The new liquor license was just the beginning. All of a sudden he had a walk-in fridge. Enough dry-storage capacity so that he could buy a whole case of onions at a time (rather than just five pounds). The days of sharing a single oven with his pastry chef (and wife) Jessie Prawlucki were definitively behind him. Read more »
Spaghetti carbonara | Photo by Ryan Scott
Pretend you’ve been led into a new restaurant wearing a blindfold. We’re playing a game: When I uncover your eyes, you try to piece together enough clues to guess what sort of place we’re in. Go! The 24-flavor gelato counter would give it away too easily, so I yank the blindfold a few steps beyond it. Your eyes fall on a white wall lined with bottles of Campari and Martini dry vermouth. Fresh espresso hits your nose just as a Serie A soccer rerun steals your gaze. You look around. The place is choked with waiters rocking natty short-brim fedoras of a sort most often found atop comic-strip gangsters (but apparently resurgent in Milan). A montage of touristic photos and factoids loops on a second TV — tidbits about Venice and Rome alternating with Maserati commercials. Read more »
Bing Bing Dim Sum | Photo by Courtney Apple

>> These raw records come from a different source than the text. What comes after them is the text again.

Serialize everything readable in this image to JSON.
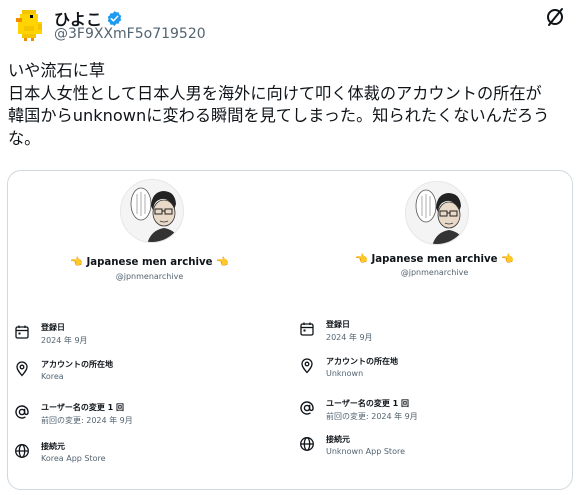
{
  "tweet": {
    "display_name": "ひよこ",
    "handle": "@3F9XXmF5o719520",
    "text_lines": [
      "いや流石に草",
      "日本人女性として日本人男を海外に向けて叩く体裁のアカウントの所在が",
      "韓国からunknownに変わる瞬間を見てしまった。知られたくないんだろう",
      "な。"
    ]
  },
  "icons": {
    "avatar": "yellow-chick-icon",
    "verified": "verified-badge-icon",
    "grok": "grok-icon",
    "registered": "calendar-icon",
    "location": "location-pin-icon",
    "username": "at-sign-icon",
    "connection": "globe-icon"
  },
  "colors": {
    "verified_blue": "#1d9bf0",
    "text_primary": "#0f1419",
    "text_secondary": "#536471",
    "border": "#cfd9de"
  },
  "profiles": [
    {
      "name": "Japanese men archive",
      "handle": "@jpnmenarchive",
      "name_emoji": "👈",
      "rows": [
        {
          "label": "登録日",
          "value": "2024 年 9月"
        },
        {
          "label": "アカウントの所在地",
          "value": "Korea"
        },
        {
          "label": "ユーザー名の変更 1 回",
          "value": "前回の変更: 2024 年 9月"
        },
        {
          "label": "接続元",
          "value": "Korea App Store"
        }
      ]
    },
    {
      "name": "Japanese men archive",
      "handle": "@jpnmenarchive",
      "name_emoji": "👈",
      "rows": [
        {
          "label": "登録日",
          "value": "2024 年 9月"
        },
        {
          "label": "アカウントの所在地",
          "value": "Unknown"
        },
        {
          "label": "ユーザー名の変更 1 回",
          "value": "前回の変更: 2024 年 9月"
        },
        {
          "label": "接続元",
          "value": "Unknown App Store"
        }
      ]
    }
  ]
}
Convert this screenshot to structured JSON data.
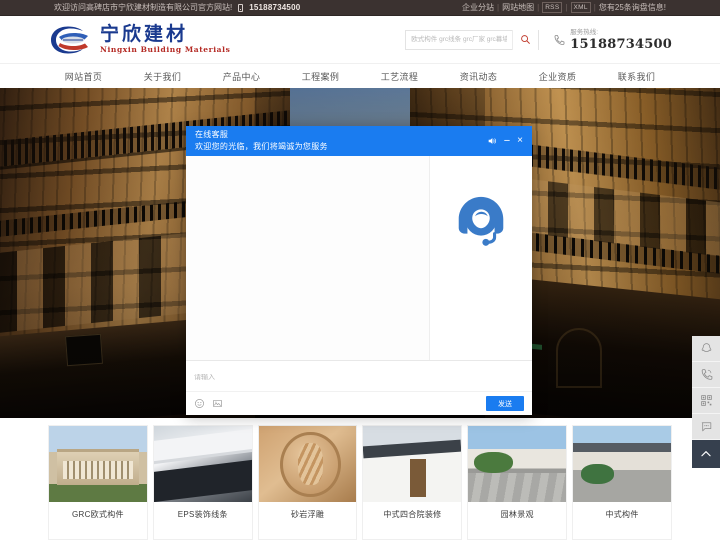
{
  "topbar": {
    "welcome": "欢迎访问高碑店市宁欣建材制造有限公司官方网站!",
    "phone": "15188734500",
    "links": [
      "企业分站",
      "网站地图"
    ],
    "tags": [
      "RSS",
      "XML"
    ],
    "inquiry": "您有25条询盘信息!",
    "separator": "|",
    "bg_color": "#3b3230"
  },
  "header": {
    "logo_cn": "宁欣建材",
    "logo_en": "Ningxin Building Materials",
    "logo_color": "#1a3a8f",
    "logo_en_color": "#b42a24",
    "search": {
      "placeholder": "欧式构件 grc线条 grc厂家 grc幕墙大板",
      "value": ""
    },
    "hotline_label": "服务热线:",
    "hotline_number": "15188734500"
  },
  "nav": {
    "items": [
      {
        "label": "网站首页"
      },
      {
        "label": "关于我们"
      },
      {
        "label": "产品中心"
      },
      {
        "label": "工程案例"
      },
      {
        "label": "工艺流程"
      },
      {
        "label": "资讯动态"
      },
      {
        "label": "企业资质"
      },
      {
        "label": "联系我们"
      }
    ]
  },
  "chat": {
    "title": "在线客服",
    "subtitle": "欢迎您的光临，我们将竭诚为您服务",
    "header_color": "#1a7cf0",
    "controls": {
      "sound": "sound-icon",
      "minimize": "−",
      "close": "×"
    },
    "agent_avatar": "headset-agent-icon",
    "input_placeholder": "请输入",
    "input_value": "",
    "tools": [
      "emoji-icon",
      "image-icon"
    ],
    "send_label": "发送"
  },
  "floatbar": {
    "items": [
      {
        "name": "qq-icon"
      },
      {
        "name": "phone-icon"
      },
      {
        "name": "qrcode-icon"
      },
      {
        "name": "message-icon"
      },
      {
        "name": "back-to-top-icon"
      }
    ],
    "top_bg": "#36404e"
  },
  "products": {
    "items": [
      {
        "label": "GRC欧式构件",
        "thumb": "grc-european-component"
      },
      {
        "label": "EPS装饰线条",
        "thumb": "eps-decorative-line"
      },
      {
        "label": "砂岩浮雕",
        "thumb": "sandstone-relief"
      },
      {
        "label": "中式四合院装修",
        "thumb": "chinese-courtyard"
      },
      {
        "label": "园林景观",
        "thumb": "garden-landscape"
      },
      {
        "label": "中式构件",
        "thumb": "chinese-component"
      }
    ]
  },
  "banner": {
    "alt": "european-classical-building-banner"
  }
}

If restaurateurs were rock stars (and in Philly, they’re as close as we come), Ben Puchowitz and Shawn Darragh would be vintage R.E.M. Whether they’re slinging ramen with brisket and matzo balls, as at Cheu Noodle Bar, or papering the walls of their new Bing Bing Dim Sum with acid-trip dumpling emojis, they have a knack for twisting a budding trend just far enough to make it unmistakably their own. Read more »